KUALA LUMPUR, June 12 – The Malaysian Medical Association (MMA) and the Malaysian Pharmacists Society (MPS) told the government today to put liquid nicotine back under control of the Poisons Act 1952 while the tobacco bill remains in limbo.
MMA president Dr Muruga Raj Rajathurai said the Ministry of Health’s (MOH) decision today to refer the Control of Smoking Products for Public Health Bill 2023 to the Health parliamentary special select committee (PSSC) – after it was tabled in the Dewan Rakyat for first reading – means a further delay of passage of the bill.
“Therefore, as the e-cigarette and vape industry remains unregulated, MMA demands that the Health Ministry immediately reverse its decision of exempting nicotine from the Poisons Act,” Dr Muruga said in a statement today.
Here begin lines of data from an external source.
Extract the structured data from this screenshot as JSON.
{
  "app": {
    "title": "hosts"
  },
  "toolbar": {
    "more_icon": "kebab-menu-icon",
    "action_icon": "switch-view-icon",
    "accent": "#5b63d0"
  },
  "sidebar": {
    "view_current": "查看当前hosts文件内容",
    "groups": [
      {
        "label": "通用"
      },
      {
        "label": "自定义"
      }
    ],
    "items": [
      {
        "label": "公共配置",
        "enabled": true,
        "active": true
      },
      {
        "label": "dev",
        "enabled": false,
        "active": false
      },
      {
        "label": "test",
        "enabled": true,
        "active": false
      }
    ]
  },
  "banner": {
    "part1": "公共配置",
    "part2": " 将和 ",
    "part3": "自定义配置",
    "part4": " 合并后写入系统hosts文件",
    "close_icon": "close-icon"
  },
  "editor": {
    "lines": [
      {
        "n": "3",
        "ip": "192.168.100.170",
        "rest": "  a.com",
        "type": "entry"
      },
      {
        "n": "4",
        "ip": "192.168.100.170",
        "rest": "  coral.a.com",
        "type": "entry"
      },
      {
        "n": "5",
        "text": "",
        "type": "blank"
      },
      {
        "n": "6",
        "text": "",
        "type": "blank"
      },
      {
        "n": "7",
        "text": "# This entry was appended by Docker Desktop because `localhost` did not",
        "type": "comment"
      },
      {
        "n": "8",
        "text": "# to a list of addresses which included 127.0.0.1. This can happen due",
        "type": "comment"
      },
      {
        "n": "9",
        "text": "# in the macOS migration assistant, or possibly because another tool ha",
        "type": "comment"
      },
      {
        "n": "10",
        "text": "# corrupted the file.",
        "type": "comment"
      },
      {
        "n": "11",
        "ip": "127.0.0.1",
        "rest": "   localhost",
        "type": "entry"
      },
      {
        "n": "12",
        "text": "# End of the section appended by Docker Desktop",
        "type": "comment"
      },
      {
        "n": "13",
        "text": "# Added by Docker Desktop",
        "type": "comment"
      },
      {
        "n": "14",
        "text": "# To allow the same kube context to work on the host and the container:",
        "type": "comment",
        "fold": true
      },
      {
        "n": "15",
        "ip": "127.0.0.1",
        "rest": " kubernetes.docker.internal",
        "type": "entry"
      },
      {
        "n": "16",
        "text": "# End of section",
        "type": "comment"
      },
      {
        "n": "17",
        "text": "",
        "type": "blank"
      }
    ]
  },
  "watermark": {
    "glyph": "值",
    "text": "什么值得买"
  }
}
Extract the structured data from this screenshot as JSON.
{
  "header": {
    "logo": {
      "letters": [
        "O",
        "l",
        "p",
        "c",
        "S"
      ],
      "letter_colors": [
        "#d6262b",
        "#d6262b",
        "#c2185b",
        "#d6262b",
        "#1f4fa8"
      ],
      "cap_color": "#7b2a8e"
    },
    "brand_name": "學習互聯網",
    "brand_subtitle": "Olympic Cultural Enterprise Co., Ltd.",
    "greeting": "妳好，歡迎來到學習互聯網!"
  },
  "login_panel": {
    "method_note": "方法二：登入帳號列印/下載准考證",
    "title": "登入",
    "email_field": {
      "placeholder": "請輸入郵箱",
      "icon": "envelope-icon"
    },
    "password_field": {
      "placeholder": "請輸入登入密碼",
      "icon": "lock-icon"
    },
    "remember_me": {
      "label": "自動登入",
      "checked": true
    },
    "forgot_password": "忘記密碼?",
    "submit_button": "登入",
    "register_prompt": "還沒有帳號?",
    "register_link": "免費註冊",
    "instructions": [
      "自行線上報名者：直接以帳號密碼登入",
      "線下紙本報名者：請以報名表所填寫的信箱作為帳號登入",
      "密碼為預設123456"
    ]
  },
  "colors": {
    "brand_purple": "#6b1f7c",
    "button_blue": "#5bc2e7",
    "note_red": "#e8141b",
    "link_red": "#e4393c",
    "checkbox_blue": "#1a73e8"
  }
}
“We wish to highlight again that the removal of nicotine from the list of controlled substances under the Poisons Act allows any vape – both containing nicotine and non-nicotine – to be sold openly and legally to anyone including children of any age.
“It would be irresponsible of the government to disregard this issue and its serious impact on public health, in particular the health of our younger generation.”
Dr Muruga questioned if a review by the Health PSSC on the tobacco bill could be done quickly enough to allow the bill to proceed through all stages for passage in the current Dewan Rakyat meeting that is scheduled to end this Thursday.
“In the best interest of public health, the bill should proceed for debate and be voted on in the current session. Failure to do so will be seen as the government’s lack of urgency and commitment to passing the bill.”
MMA pointed out that Health Minister Dr Zaliha Mustafa previously hailed the bill as a “success” and confirmed its tabling for first reading today.
During a media briefing last June 6, Dr Zaliha said that the ministry had incorporated all 23 proposed amendments – based on recommendations by a PSSC from the 14th Parliament for the 2022 iteration of the tobacco bill – and added five new suggestions to the 2023 bill, making it more comprehensive as it covers not only conventional smoking products but also new ones, including electronic and combustible ones.
“Did the Health Ministry just decide this morning to refer the Bill once again to the PSSC for Health for further ‘fine tuning’?” Dr Muruga questioned.
MPS president Prof Amrahi Buang said there could be a significant regulatory gap on nicotine vape, which might last for up to six months until the next parliamentary meeting scheduled for October, if the bill is not reintroduced in the full chambers of the Dewan Rakyat before this Thursday when the current meeting is scheduled to end.
“We have to remind the government that it (the delisting of liquid nicotine) has happened and they have to take the necessary steps to address the legal gap on nicotine vape given the pending status of the Bill. If nothing happens these next few days, then the current vacuum or lacuna in law will be prolonged at least until October.
“That is another four months. You add the two months from March 31 (when liquid nicotine was delisted) and that makes it six months, half a year, where we are in this situation where there is no law for nicotine vape,” Amrahi told CodeBlue when contacted today.
Dr Zaliha, when referring the Control of Smoking Products for Public Health Bill to the Health PSSC, said that following the government’s engagement session with the Health PSSC last June 6, along with input from MPs, professional bodies, and civil societies, there was a call for “certain matters” to be further examined and refined.
Kuala Selangor MP Dzulkefly Ahmad, who chairs the Health PSSC, did not previously issue any statement on the select committee’s opinions about the tobacco bill. Not one MP has also gone on record with their thoughts on the bill, except for Sungai Buloh MP R. Ramanan who held a press conference last week to criticise the bill.
Amrahi suggested that the upcoming six state elections, which must be held by August, could be a contributing factor for the government and MPs being cautious about proceeding with the tobacco bill that moots a ban on tobacco and vape products for anyone born from 2007, also known as the generational end game (GEG).
“This is expected. This is not something unexpected because of the incoming elections,” Amrahi said.
“We don’t know what will happen but as I said, the government has to take responsibility. I think all the professional bodies related to health and also the advocates, our stand is very clear. The government of the day has to protect its population – it’s an ethical issue. You’re supposed to protect the rakyat.”